Pick each line containing "phone" out of the records.

(Interface dataset entries)
○ ○ ○ ○ ○ ○ ○

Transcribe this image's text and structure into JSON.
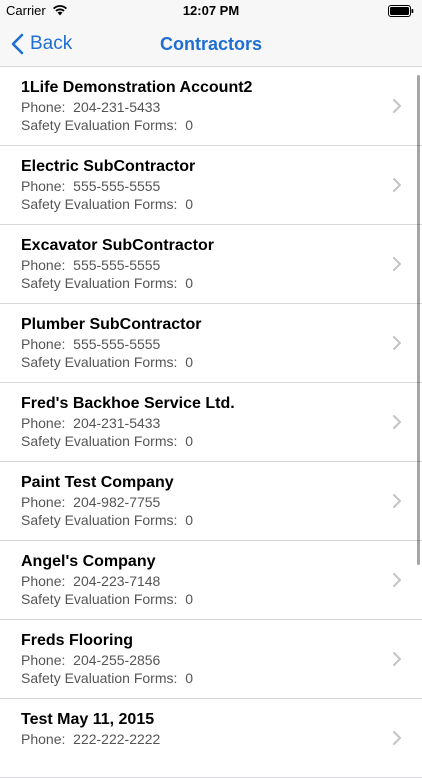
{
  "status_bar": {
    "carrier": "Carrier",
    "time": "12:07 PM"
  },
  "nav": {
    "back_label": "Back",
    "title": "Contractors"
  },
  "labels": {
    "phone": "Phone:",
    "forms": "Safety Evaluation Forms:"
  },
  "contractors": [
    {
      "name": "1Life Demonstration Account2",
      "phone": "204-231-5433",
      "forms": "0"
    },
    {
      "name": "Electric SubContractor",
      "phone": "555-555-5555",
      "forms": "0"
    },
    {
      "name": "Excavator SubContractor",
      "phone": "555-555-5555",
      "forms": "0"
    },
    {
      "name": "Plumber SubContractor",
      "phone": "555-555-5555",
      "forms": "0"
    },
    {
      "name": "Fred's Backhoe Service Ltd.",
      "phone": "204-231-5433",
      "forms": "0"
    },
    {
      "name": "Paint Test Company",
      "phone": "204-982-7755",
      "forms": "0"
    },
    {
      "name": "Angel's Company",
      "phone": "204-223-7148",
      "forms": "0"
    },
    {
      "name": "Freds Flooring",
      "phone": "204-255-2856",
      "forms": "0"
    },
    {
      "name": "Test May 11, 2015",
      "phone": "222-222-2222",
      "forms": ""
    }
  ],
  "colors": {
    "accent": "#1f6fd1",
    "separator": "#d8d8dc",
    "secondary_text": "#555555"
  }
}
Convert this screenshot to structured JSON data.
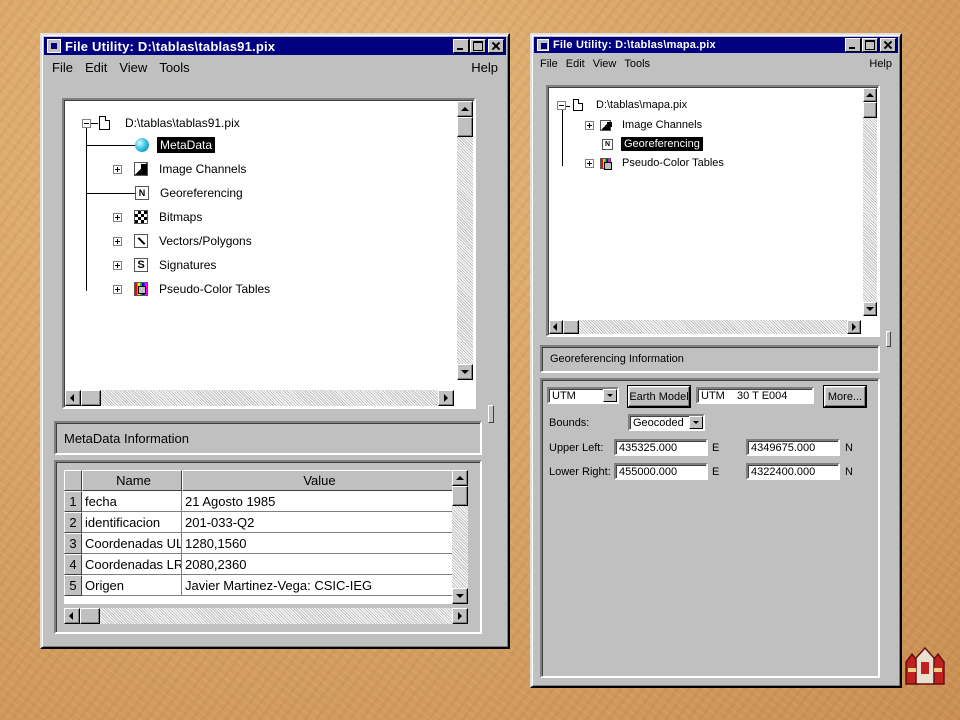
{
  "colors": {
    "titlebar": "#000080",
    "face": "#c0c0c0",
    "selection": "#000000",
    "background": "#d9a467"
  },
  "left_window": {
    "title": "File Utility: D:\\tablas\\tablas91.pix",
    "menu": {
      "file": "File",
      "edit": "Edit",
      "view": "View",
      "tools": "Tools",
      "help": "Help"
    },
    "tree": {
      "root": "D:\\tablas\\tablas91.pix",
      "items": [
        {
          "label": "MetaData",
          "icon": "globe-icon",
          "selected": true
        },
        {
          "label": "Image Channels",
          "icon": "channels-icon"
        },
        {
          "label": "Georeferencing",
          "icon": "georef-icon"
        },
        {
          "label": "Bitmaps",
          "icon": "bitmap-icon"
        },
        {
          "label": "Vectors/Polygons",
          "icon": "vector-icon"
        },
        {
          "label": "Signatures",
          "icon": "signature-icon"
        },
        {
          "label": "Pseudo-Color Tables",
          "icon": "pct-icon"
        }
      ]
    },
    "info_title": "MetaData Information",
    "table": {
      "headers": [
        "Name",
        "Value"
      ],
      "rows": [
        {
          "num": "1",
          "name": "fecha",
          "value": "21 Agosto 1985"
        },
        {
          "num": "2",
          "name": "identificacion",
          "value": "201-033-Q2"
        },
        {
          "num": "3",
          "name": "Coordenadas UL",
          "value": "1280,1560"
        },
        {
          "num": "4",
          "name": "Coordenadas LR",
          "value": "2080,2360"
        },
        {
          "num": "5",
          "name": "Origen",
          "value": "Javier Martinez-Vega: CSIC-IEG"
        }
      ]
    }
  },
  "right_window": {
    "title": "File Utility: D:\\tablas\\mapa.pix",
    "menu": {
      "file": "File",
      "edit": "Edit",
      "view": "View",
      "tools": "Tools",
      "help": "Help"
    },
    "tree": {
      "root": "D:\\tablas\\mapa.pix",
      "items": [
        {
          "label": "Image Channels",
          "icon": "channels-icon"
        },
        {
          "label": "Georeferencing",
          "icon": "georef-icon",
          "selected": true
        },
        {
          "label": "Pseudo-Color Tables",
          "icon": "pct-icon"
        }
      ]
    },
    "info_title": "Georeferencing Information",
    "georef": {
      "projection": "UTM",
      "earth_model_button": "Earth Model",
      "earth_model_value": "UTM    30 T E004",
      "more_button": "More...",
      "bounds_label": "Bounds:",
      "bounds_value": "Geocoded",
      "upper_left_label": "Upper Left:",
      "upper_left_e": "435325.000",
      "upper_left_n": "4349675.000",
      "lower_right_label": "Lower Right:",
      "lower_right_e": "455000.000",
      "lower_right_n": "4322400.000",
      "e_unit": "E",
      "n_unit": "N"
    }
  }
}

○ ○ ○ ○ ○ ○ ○

Result below:
    "phone": "Phone:",
      "phone": "204-231-5433",
      "phone": "555-555-5555",
      "phone": "555-555-5555",
      "phone": "555-555-5555",
      "phone": "204-231-5433",
      "phone": "204-982-7755",
      "phone": "204-223-7148",
      "phone": "204-255-2856",
      "phone": "222-222-2222",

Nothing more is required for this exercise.